_Record extracts_:
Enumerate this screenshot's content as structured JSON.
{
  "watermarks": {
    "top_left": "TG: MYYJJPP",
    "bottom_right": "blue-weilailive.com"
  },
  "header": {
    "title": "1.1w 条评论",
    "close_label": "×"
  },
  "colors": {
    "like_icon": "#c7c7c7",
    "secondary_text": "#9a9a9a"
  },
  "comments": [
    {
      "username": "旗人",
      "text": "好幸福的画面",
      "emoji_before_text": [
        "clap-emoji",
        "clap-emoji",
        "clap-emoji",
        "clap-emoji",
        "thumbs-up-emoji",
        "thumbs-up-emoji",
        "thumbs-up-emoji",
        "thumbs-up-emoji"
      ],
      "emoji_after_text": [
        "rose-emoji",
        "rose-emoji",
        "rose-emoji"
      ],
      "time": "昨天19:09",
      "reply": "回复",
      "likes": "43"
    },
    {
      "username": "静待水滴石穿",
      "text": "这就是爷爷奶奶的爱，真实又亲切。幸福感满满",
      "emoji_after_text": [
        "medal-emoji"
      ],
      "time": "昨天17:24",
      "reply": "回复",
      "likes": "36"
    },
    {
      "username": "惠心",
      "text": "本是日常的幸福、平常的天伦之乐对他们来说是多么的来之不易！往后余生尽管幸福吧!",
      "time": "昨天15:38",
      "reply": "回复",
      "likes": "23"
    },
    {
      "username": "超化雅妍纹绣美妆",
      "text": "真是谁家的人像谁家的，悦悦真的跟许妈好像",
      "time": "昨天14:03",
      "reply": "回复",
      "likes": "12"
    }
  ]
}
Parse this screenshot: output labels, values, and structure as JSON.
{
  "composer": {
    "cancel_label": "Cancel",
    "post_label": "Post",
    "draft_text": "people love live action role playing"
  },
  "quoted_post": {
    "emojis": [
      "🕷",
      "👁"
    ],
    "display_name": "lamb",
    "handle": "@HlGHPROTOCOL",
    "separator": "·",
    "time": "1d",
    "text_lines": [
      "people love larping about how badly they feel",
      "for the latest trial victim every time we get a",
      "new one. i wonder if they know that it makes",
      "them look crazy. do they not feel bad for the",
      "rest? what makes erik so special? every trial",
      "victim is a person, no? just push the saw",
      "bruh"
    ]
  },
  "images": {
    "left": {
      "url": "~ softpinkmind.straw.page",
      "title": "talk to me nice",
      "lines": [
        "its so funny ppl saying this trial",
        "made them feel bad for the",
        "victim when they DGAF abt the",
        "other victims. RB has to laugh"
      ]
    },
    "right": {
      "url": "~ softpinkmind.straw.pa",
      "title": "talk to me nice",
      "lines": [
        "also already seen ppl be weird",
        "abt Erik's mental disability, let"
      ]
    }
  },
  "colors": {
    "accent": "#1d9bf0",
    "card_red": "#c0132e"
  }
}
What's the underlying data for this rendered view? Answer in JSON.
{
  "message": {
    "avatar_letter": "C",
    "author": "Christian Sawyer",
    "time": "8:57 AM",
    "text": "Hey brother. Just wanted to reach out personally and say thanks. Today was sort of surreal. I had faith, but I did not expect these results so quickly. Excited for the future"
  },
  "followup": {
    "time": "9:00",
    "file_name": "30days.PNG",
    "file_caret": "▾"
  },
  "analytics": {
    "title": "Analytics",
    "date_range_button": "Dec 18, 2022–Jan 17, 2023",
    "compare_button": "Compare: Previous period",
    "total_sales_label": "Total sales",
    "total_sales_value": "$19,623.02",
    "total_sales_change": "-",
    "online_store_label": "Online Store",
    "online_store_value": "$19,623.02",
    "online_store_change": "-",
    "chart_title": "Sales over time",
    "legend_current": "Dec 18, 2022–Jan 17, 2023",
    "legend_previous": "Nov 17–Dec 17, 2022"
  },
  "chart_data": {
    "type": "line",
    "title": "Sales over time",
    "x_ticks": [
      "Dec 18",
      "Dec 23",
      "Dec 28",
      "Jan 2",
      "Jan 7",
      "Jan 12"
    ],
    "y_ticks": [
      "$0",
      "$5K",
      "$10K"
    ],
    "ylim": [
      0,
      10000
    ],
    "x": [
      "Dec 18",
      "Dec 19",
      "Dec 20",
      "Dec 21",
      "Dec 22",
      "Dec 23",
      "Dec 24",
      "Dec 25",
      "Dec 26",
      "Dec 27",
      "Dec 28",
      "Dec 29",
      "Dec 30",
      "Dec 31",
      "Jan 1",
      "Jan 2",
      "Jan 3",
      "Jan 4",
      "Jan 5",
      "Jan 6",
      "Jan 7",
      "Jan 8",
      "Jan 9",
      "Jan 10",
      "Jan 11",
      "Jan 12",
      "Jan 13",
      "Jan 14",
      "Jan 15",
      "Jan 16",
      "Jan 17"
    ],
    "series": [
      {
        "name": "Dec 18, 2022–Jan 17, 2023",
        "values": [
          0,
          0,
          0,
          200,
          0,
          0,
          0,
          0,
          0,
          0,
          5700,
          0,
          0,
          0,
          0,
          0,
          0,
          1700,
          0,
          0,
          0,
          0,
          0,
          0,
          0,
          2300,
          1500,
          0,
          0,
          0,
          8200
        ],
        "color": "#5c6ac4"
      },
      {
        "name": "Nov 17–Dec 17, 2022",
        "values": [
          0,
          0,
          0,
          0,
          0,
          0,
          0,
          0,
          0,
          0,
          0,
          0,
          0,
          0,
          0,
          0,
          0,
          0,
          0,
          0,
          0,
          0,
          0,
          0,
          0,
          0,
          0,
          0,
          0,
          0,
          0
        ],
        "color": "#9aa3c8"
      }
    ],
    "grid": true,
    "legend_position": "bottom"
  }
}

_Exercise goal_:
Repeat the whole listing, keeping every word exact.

_Answer to the exercise_:
Enumerate this screenshot's content as structured JSON.
{
  "watermarks": {
    "top_left": "TG: MYYJJPP",
    "bottom_right": "blue-weilailive.com"
  },
  "header": {
    "title": "1.1w 条评论",
    "close_label": "×"
  },
  "colors": {
    "like_icon": "#c7c7c7",
    "secondary_text": "#9a9a9a"
  },
  "comments": [
    {
      "username": "旗人",
      "text": "好幸福的画面",
      "emoji_before_text": [
        "clap-emoji",
        "clap-emoji",
        "clap-emoji",
        "clap-emoji",
        "thumbs-up-emoji",
        "thumbs-up-emoji",
        "thumbs-up-emoji",
        "thumbs-up-emoji"
      ],
      "emoji_after_text": [
        "rose-emoji",
        "rose-emoji",
        "rose-emoji"
      ],
      "time": "昨天19:09",
      "reply": "回复",
      "likes": "43"
    },
    {
      "username": "静待水滴石穿",
      "text": "这就是爷爷奶奶的爱，真实又亲切。幸福感满满",
      "emoji_after_text": [
        "medal-emoji"
      ],
      "time": "昨天17:24",
      "reply": "回复",
      "likes": "36"
    },
    {
      "username": "惠心",
      "text": "本是日常的幸福、平常的天伦之乐对他们来说是多么的来之不易！往后余生尽管幸福吧!",
      "time": "昨天15:38",
      "reply": "回复",
      "likes": "23"
    },
    {
      "username": "超化雅妍纹绣美妆",
      "text": "真是谁家的人像谁家的，悦悦真的跟许妈好像",
      "time": "昨天14:03",
      "reply": "回复",
      "likes": "12"
    }
  ]
}
Parse this screenshot: output labels, values, and structure as JSON.
{
  "composer": {
    "cancel_label": "Cancel",
    "post_label": "Post",
    "draft_text": "people love live action role playing"
  },
  "quoted_post": {
    "emojis": [
      "🕷",
      "👁"
    ],
    "display_name": "lamb",
    "handle": "@HlGHPROTOCOL",
    "separator": "·",
    "time": "1d",
    "text_lines": [
      "people love larping about how badly they feel",
      "for the latest trial victim every time we get a",
      "new one. i wonder if they know that it makes",
      "them look crazy. do they not feel bad for the",
      "rest? what makes erik so special? every trial",
      "victim is a person, no? just push the saw",
      "bruh"
    ]
  },
  "images": {
    "left": {
      "url": "~ softpinkmind.straw.page",
      "title": "talk to me nice",
      "lines": [
        "its so funny ppl saying this trial",
        "made them feel bad for the",
        "victim when they DGAF abt the",
        "other victims. RB has to laugh"
      ]
    },
    "right": {
      "url": "~ softpinkmind.straw.pa",
      "title": "talk to me nice",
      "lines": [
        "also already seen ppl be weird",
        "abt Erik's mental disability, let"
      ]
    }
  },
  "colors": {
    "accent": "#1d9bf0",
    "card_red": "#c0132e"
  }
}
What's the underlying data for this rendered view? Answer in JSON.
{
  "message": {
    "avatar_letter": "C",
    "author": "Christian Sawyer",
    "time": "8:57 AM",
    "text": "Hey brother. Just wanted to reach out personally and say thanks. Today was sort of surreal. I had faith, but I did not expect these results so quickly. Excited for the future"
  },
  "followup": {
    "time": "9:00",
    "file_name": "30days.PNG",
    "file_caret": "▾"
  },
  "analytics": {
    "title": "Analytics",
    "date_range_button": "Dec 18, 2022–Jan 17, 2023",
    "compare_button": "Compare: Previous period",
    "total_sales_label": "Total sales",
    "total_sales_value": "$19,623.02",
    "total_sales_change": "-",
    "online_store_label": "Online Store",
    "online_store_value": "$19,623.02",
    "online_store_change": "-",
    "chart_title": "Sales over time",
    "legend_current": "Dec 18, 2022–Jan 17, 2023",
    "legend_previous": "Nov 17–Dec 17, 2022"
  },
  "chart_data": {
    "type": "line",
    "title": "Sales over time",
    "x_ticks": [
      "Dec 18",
      "Dec 23",
      "Dec 28",
      "Jan 2",
      "Jan 7",
      "Jan 12"
    ],
    "y_ticks": [
      "$0",
      "$5K",
      "$10K"
    ],
    "ylim": [
      0,
      10000
    ],
    "x": [
      "Dec 18",
      "Dec 19",
      "Dec 20",
      "Dec 21",
      "Dec 22",
      "Dec 23",
      "Dec 24",
      "Dec 25",
      "Dec 26",
      "Dec 27",
      "Dec 28",
      "Dec 29",
      "Dec 30",
      "Dec 31",
      "Jan 1",
      "Jan 2",
      "Jan 3",
      "Jan 4",
      "Jan 5",
      "Jan 6",
      "Jan 7",
      "Jan 8",
      "Jan 9",
      "Jan 10",
      "Jan 11",
      "Jan 12",
      "Jan 13",
      "Jan 14",
      "Jan 15",
      "Jan 16",
      "Jan 17"
    ],
    "series": [
      {
        "name": "Dec 18, 2022–Jan 17, 2023",
        "values": [
          0,
          0,
          0,
          200,
          0,
          0,
          0,
          0,
          0,
          0,
          5700,
          0,
          0,
          0,
          0,
          0,
          0,
          1700,
          0,
          0,
          0,
          0,
          0,
          0,
          0,
          2300,
          1500,
          0,
          0,
          0,
          8200
        ],
        "color": "#5c6ac4"
      },
      {
        "name": "Nov 17–Dec 17, 2022",
        "values": [
          0,
          0,
          0,
          0,
          0,
          0,
          0,
          0,
          0,
          0,
          0,
          0,
          0,
          0,
          0,
          0,
          0,
          0,
          0,
          0,
          0,
          0,
          0,
          0,
          0,
          0,
          0,
          0,
          0,
          0,
          0
        ],
        "color": "#9aa3c8"
      }
    ],
    "grid": true,
    "legend_position": "bottom"
  }
}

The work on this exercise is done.